That’s why KASM exists. KASM is a small community-based group that was born out of a desire to not let the mining company’s plans go unopposed. Like many small towns throughout Australasia and around the world, Raglan is facing an onslaught from outside interests eyeing the wealth buried in their lands and waters.
The company promises many things, but I’ve never seen any of their employees down at the Harbor View Hotel and Pub having a beer with the locals, never seen any of them sitting out in the lineup or catching fish off the rocks, haven’t seen any at the regular community meetings or market days.
As Phil sits across from me in the lineup, looking out over the majestic oceanscape that is our home, you can see the twinkle in his eye that tells you he will do everything in his power to help steer the local community away from irreversible disaster, to protect his family and friends’ livelihoods from foreign-owned multinationals. This is not just a local issue. This is the start of an international push, a Pandora’s Box of seabed mining that will suffocate the ocean and the small communities that rely on it.
The battle here in New Zealand is just heating up. It will be an indicator of the power of small communities uniting together around a common cause and what they can achieve. The world can learn from this.
[Save our Sands, love our oceans. Video: Marc Mateo]
[Take action: Recent silent protest at Raglan. Photo courtesy of KASM]
[“Us surfers are the only 'marine mammals' that can speak up so let’s get the word out there.” Chris Malloy, Kiwi shaka on the New Zealand coast. Photo: Justin Bastien]
For more information and to follow this campaign, go to kasm.org.nz. If you want to get involved, here's how you can help:
- Support KASM and Like them on Facebook
- If you live in New Zealand, KASM has a list of local actions you can take

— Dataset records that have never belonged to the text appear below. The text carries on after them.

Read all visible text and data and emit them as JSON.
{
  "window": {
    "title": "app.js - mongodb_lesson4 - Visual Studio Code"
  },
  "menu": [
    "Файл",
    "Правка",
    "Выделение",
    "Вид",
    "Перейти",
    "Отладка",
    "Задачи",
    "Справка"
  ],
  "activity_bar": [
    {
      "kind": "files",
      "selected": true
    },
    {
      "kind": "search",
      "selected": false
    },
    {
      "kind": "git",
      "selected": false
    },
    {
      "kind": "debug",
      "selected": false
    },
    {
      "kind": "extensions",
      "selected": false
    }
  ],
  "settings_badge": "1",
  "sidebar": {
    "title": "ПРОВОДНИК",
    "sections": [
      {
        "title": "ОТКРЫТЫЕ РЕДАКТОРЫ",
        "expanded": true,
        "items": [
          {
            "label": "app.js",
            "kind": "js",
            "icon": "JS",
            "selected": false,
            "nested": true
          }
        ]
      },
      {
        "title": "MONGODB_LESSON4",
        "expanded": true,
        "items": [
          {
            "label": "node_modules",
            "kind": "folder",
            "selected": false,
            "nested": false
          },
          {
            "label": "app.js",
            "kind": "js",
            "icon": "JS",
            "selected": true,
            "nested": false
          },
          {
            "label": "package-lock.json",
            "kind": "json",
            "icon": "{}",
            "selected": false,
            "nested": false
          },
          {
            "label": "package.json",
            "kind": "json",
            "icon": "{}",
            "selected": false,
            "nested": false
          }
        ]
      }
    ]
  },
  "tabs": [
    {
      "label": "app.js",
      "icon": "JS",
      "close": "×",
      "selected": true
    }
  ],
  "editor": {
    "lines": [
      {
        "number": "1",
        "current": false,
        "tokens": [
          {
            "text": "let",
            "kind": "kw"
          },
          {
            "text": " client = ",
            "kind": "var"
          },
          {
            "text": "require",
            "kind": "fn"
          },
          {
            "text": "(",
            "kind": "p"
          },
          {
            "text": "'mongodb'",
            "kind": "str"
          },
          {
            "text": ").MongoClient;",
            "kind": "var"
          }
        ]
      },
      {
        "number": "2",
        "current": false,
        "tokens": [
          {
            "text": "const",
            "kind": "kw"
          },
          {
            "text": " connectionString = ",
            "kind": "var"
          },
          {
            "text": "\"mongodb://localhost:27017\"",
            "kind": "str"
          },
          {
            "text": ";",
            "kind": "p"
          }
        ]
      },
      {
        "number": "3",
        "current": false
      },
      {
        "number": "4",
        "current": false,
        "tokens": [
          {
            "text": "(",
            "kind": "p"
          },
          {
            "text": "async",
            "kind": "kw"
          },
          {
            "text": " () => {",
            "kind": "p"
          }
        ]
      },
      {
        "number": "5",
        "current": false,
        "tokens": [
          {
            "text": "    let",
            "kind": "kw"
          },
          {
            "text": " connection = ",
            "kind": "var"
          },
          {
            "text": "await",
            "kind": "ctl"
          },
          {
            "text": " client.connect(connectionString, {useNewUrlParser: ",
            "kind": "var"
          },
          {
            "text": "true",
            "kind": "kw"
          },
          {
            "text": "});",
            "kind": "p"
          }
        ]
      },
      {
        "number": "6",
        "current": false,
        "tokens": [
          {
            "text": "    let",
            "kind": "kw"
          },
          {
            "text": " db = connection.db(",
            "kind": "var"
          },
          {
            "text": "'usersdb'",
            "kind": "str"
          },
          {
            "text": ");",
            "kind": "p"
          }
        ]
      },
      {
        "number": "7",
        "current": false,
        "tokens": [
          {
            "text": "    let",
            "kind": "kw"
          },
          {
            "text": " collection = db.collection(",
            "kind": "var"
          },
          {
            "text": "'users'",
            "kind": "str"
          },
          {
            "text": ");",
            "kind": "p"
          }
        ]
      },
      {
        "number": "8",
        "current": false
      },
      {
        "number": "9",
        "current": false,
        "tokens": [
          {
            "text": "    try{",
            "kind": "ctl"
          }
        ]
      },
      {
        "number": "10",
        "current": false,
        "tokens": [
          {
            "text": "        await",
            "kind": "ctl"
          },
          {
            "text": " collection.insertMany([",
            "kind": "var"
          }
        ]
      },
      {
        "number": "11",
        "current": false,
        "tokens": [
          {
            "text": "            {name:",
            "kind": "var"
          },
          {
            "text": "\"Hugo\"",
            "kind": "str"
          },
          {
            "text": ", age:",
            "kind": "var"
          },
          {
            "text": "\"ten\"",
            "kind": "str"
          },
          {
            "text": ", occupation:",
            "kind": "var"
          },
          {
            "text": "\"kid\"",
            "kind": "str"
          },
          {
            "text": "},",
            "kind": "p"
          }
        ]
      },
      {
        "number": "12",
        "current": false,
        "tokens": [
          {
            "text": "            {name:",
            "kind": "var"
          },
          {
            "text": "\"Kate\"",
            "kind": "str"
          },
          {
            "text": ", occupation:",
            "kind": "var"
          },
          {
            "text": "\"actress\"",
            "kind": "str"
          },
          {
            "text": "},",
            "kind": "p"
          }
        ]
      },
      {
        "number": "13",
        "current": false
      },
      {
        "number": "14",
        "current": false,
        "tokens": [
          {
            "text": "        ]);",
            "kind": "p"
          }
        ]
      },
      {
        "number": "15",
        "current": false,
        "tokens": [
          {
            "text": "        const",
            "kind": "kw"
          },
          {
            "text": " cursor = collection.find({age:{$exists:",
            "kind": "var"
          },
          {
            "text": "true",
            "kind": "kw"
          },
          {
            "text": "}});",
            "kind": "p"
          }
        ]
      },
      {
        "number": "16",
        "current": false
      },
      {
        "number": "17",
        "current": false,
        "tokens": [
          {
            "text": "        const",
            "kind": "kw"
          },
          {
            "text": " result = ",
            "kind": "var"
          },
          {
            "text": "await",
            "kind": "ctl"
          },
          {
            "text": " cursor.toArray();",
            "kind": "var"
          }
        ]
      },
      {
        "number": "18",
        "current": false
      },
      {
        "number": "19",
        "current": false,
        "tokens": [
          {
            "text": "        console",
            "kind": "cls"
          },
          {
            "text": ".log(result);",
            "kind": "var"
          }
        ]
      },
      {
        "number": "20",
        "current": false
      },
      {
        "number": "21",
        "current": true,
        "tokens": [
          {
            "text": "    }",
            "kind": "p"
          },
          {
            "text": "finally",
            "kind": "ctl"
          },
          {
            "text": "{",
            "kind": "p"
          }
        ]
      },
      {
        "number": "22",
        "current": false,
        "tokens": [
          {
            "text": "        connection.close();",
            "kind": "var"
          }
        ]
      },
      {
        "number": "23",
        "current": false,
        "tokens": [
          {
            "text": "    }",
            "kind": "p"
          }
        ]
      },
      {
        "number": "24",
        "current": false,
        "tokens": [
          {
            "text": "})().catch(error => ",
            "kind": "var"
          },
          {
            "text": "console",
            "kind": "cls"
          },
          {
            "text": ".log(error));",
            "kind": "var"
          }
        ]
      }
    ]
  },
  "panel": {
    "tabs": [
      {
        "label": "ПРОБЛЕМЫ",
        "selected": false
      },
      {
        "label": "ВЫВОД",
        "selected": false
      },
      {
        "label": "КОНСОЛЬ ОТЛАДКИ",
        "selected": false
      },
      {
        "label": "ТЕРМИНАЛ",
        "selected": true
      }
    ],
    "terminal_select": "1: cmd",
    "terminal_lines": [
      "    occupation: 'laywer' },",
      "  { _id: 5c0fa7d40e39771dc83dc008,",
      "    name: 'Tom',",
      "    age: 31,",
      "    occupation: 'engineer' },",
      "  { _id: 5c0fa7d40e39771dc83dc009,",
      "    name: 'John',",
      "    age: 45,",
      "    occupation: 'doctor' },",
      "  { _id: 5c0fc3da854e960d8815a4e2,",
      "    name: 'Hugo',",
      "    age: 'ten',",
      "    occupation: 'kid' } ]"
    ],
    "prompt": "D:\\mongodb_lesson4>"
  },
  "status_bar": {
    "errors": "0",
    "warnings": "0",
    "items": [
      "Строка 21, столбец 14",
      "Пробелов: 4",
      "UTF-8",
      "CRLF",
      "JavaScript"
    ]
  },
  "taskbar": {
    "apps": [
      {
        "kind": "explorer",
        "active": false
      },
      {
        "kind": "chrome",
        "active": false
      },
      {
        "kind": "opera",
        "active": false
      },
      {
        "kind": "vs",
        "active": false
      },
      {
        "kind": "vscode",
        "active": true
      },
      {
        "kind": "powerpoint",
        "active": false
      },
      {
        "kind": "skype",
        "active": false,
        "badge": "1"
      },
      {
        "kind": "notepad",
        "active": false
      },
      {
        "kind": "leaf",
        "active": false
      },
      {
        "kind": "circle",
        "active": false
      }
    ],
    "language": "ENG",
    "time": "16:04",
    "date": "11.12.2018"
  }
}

- International readers are encouraged voice your opposition directly to New Zealand’s Prime Minister, John Key, via email, Facebook and Twitter.
- Spread the word: share this information with your social networks so more people learn about the dangers of seabed mining
Dominico Zapata is a surfer and environmental activist from Mount Maunganui, New Zealand. After starting out with Greenpeace he then moved on to work with numerous other grassroots organizations including Board Riders Against Drilling (B-RAD) and Kiwi's Against Seabed Mining (KASM). Last year he set the New Zealand stand-up paddleboard distance record in an attempt to highlight the need to protect lakes, rivers and oceans for future generations by paddling New Zealand's longest navigable river. He currently resides in Raglan on New Zealand's west coast and spends his time in the water surfing or taking photos and working as a chef in Solscape's organic vegetarian cafe, The Concious Kitchen.
Chris Malloy is a Patagonia surf ambassador and the director of Groundswell, a small film about making a big stand.